music - an artistic form of auditory communication incorporating instrumental or vocal tones in a structured and continuous manner
recitative - a vocal passage of narrative text that a singer delivers with natural rhythms of speech
References in periodicals archive ?
The movement types are fairly evenly distributed: four choruses, four arias, three ariosos, three accompanied recitatives, and three secco recitatives.
This feel explains the prevalence of ariosos and the nearly complete absence of arias in Dialogues des Carmelites.
Though several cuts were sanctioned, his virile and vibrant baritone negotiated with brio the role's arduous vocal range and dramatic demands while displaying an impressive expressive range, especially in the score's numerous unaccompanied ariosos.
What results is a surprisingly tuneful and direct cantata that proceeds in a mixture of recitatives, ariosos and arias to create not so much a story as a meditative, and often quite poignant elegy.

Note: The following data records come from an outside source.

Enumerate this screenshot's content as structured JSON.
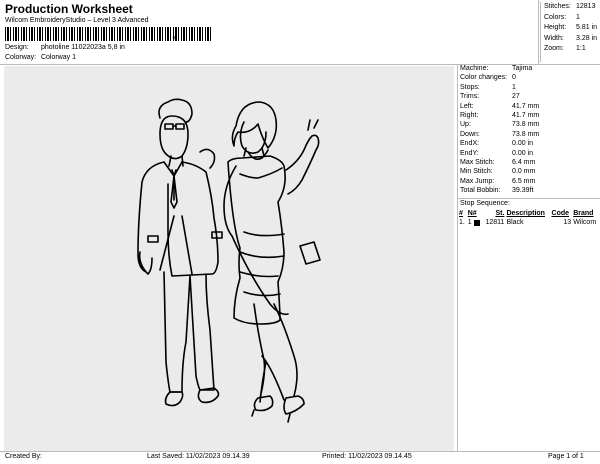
{
  "header": {
    "title": "Production Worksheet",
    "subtitle": "Wilcom EmbroideryStudio – Level 3 Advanced",
    "barcode_mark": ",",
    "design_label": "Design:",
    "design_value": "photoline 11022023a 5,8 in",
    "colorway_label": "Colorway:",
    "colorway_value": "Colorway 1"
  },
  "stats": [
    {
      "label": "Stitches:",
      "value": "12813"
    },
    {
      "label": "Colors:",
      "value": "1"
    },
    {
      "label": "Height:",
      "value": "5.81 in"
    },
    {
      "label": "Width:",
      "value": "3.28 in"
    },
    {
      "label": "Zoom:",
      "value": "1:1"
    }
  ],
  "machine": [
    {
      "label": "Machine:",
      "value": "Tajima"
    },
    {
      "label": "Color changes:",
      "value": "0"
    },
    {
      "label": "Stops:",
      "value": "1"
    },
    {
      "label": "Trims:",
      "value": "27"
    },
    {
      "label": "Left:",
      "value": "41.7 mm"
    },
    {
      "label": "Right:",
      "value": "41.7 mm"
    },
    {
      "label": "Up:",
      "value": "73.8 mm"
    },
    {
      "label": "Down:",
      "value": "73.8 mm"
    },
    {
      "label": "EndX:",
      "value": "0.00 in"
    },
    {
      "label": "EndY:",
      "value": "0.00 in"
    },
    {
      "label": "Max Stitch:",
      "value": "6.4 mm"
    },
    {
      "label": "Min Stitch:",
      "value": "0.0 mm"
    },
    {
      "label": "Max Jump:",
      "value": "6.5 mm"
    },
    {
      "label": "Total Bobbin:",
      "value": "39.39ft"
    }
  ],
  "stop_sequence": {
    "title": "Stop Sequence:",
    "headers": [
      "#",
      "N#",
      "St.",
      "Description",
      "Code",
      "Brand"
    ],
    "rows": [
      {
        "num": "1.",
        "n": "1",
        "st": "12811",
        "description": "Black",
        "code": "13",
        "brand": "Wilcom",
        "color": "#000000"
      }
    ]
  },
  "footer": {
    "created": "Created By:",
    "saved": "Last Saved: 11/02/2023 09.14.39",
    "printed": "Printed: 11/02/2023 09.14.45",
    "page": "Page 1 of 1"
  },
  "colors": {
    "canvas_bg": "#ebebeb",
    "line": "#bbbbbb",
    "stitch": "#000000"
  }
}
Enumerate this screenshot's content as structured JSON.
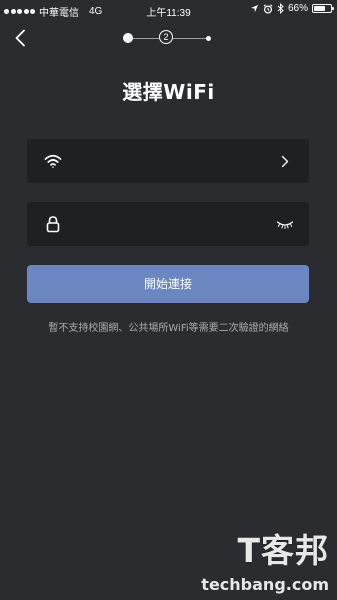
{
  "status_bar": {
    "carrier": "中華電信",
    "network": "4G",
    "time": "上午11:39",
    "battery_text": "66%",
    "battery_level": 0.66,
    "icons": [
      "location-arrow-icon",
      "alarm-icon",
      "bluetooth-icon",
      "battery-icon"
    ]
  },
  "stepper": {
    "current_step": "2"
  },
  "title": "選擇WiFi",
  "wifi_field": {
    "value": "",
    "left_icon": "wifi-icon",
    "right_icon": "chevron-right-icon"
  },
  "password_field": {
    "value": "",
    "placeholder": "",
    "left_icon": "lock-icon",
    "right_icon": "eye-closed-icon"
  },
  "connect_button": {
    "label": "開始連接",
    "color": "#6b86c1"
  },
  "note": "暫不支持校園網、公共場所WiFi等需要二次驗證的網絡",
  "watermark": {
    "logo": "T客邦",
    "domain": "techbang.com"
  },
  "colors": {
    "background": "#2a2c30",
    "field_background": "#1f2023",
    "note_text": "#a9abaf"
  }
}
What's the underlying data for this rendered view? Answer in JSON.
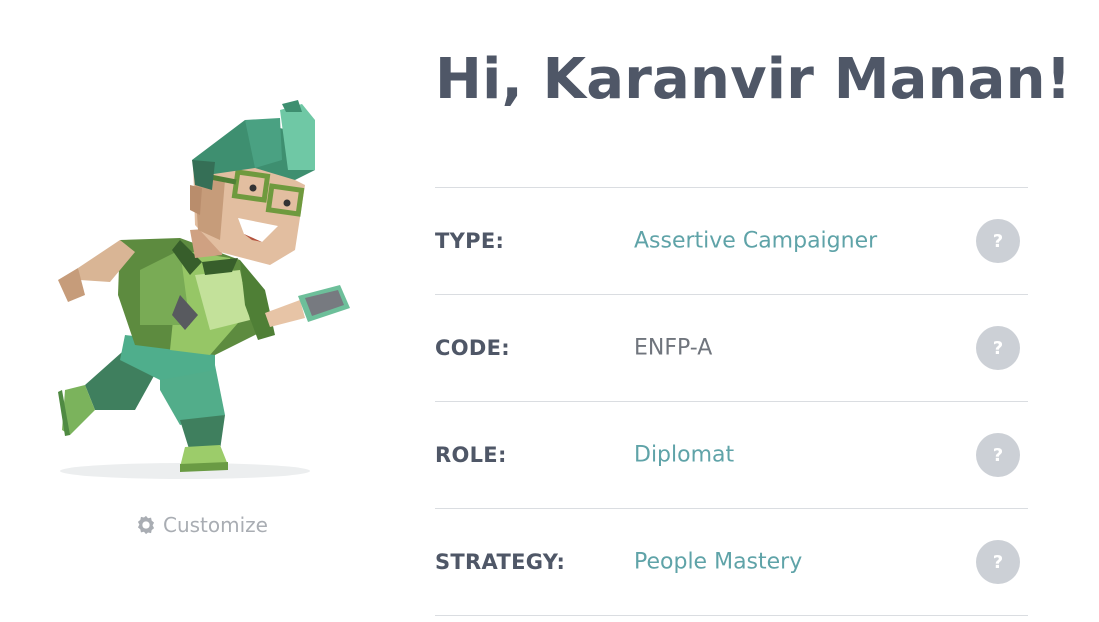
{
  "greeting": "Hi, Karanvir Manan!",
  "customize_label": "Customize",
  "rows": [
    {
      "label": "TYPE:",
      "value": "Assertive Campaigner",
      "help": "?"
    },
    {
      "label": "CODE:",
      "value": "ENFP-A",
      "help": "?"
    },
    {
      "label": "ROLE:",
      "value": "Diplomat",
      "help": "?"
    },
    {
      "label": "STRATEGY:",
      "value": "People Mastery",
      "help": "?"
    }
  ],
  "colors": {
    "accent": "#5fa3a8",
    "heading": "#4f5767",
    "help_button": "#ccd0d6",
    "divider": "#dadde1"
  },
  "icons": {
    "customize": "gear-icon",
    "avatar": "avatar-illustration"
  }
}
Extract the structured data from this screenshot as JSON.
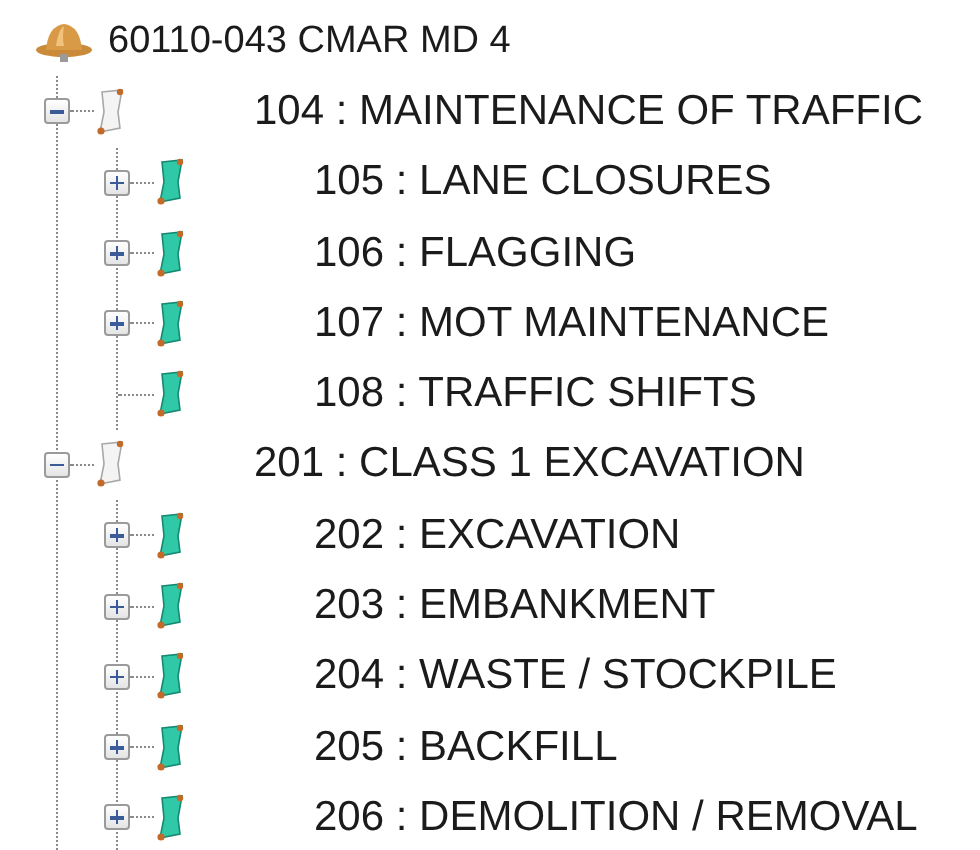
{
  "tree": {
    "label": "60110-043 CMAR MD 4",
    "kind": "project",
    "children": [
      {
        "label": "104 : MAINTENANCE OF TRAFFIC",
        "kind": "group",
        "expanded": true,
        "children": [
          {
            "label": "105 : LANE CLOSURES",
            "kind": "item",
            "expanded": false
          },
          {
            "label": "106 : FLAGGING",
            "kind": "item",
            "expanded": false
          },
          {
            "label": "107 : MOT MAINTENANCE",
            "kind": "item",
            "expanded": false
          },
          {
            "label": "108 : TRAFFIC SHIFTS",
            "kind": "item"
          }
        ]
      },
      {
        "label": "201 : CLASS 1 EXCAVATION",
        "kind": "group",
        "expanded": true,
        "children": [
          {
            "label": "202 : EXCAVATION",
            "kind": "item",
            "expanded": false
          },
          {
            "label": "203 : EMBANKMENT",
            "kind": "item",
            "expanded": false
          },
          {
            "label": "204 : WASTE / STOCKPILE",
            "kind": "item",
            "expanded": false
          },
          {
            "label": "205 : BACKFILL",
            "kind": "item",
            "expanded": false
          },
          {
            "label": "206 : DEMOLITION / REMOVAL",
            "kind": "item",
            "expanded": false
          }
        ]
      }
    ]
  }
}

Despite one or two hidden arias, the opera is mostly ariosos with a rich and varied orchestral accompaniment.